#### Task brief:
Lines from the listing below that contain the string "value" are to be reported.

(Beginning of Material provided)

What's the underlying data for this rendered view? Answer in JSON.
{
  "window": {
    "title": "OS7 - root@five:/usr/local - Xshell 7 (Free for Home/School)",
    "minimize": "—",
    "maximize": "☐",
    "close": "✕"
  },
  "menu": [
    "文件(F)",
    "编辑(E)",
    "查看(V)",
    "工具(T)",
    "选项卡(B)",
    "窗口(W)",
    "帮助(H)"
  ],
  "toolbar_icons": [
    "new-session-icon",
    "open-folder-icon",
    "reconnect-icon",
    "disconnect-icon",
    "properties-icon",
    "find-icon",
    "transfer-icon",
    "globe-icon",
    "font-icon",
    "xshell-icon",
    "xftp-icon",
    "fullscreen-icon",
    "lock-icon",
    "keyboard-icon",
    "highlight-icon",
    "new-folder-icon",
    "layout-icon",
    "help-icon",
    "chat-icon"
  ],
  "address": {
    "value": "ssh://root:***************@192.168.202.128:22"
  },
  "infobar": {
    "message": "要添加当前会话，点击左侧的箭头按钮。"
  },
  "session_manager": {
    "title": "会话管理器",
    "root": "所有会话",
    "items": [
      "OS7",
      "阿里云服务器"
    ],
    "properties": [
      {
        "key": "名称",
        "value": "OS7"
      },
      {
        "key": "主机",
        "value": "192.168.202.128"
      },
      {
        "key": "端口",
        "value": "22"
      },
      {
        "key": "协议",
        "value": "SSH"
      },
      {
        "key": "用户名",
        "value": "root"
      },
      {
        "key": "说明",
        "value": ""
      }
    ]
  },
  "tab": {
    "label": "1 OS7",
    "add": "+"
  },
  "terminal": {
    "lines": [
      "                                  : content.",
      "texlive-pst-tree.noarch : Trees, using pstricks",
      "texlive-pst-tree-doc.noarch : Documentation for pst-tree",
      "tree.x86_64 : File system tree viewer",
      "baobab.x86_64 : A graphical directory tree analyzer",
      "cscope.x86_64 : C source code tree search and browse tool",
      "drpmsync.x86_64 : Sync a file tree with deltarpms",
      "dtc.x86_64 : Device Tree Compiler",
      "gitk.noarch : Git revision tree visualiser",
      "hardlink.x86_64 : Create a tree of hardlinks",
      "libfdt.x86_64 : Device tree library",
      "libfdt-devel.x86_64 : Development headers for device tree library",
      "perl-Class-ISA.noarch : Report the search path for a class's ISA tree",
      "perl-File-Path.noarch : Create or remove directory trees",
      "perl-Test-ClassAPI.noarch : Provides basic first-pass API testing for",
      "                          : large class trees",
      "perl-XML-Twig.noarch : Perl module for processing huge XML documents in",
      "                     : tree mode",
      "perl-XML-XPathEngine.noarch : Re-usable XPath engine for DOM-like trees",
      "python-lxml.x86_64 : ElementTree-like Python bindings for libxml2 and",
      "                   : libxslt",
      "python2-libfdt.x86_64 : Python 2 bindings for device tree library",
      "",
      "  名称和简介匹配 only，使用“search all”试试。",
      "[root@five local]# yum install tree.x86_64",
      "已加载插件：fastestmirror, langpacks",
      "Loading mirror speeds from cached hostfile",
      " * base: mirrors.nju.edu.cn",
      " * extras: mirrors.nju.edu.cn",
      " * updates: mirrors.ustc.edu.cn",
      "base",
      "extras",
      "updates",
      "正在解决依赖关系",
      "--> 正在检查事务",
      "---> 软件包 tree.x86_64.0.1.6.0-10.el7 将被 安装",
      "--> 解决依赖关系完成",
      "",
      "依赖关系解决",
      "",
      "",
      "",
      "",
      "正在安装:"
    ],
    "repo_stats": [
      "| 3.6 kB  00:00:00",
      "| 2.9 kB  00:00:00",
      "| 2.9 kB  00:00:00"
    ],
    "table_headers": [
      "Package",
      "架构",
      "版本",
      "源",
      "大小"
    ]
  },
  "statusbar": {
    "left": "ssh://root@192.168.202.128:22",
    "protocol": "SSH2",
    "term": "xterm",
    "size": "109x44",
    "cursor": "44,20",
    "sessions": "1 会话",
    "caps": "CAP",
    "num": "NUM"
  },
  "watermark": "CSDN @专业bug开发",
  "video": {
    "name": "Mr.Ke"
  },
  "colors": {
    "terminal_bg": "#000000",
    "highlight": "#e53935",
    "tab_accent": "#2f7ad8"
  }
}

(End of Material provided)

#### Solution to this task:
    "value": "ssh://root:***************@192.168.202.128:22"
        "value": "OS7"
        "value": "192.168.202.128"
        "value": "22"
        "value": "SSH"
        "value": "root"
        "value": ""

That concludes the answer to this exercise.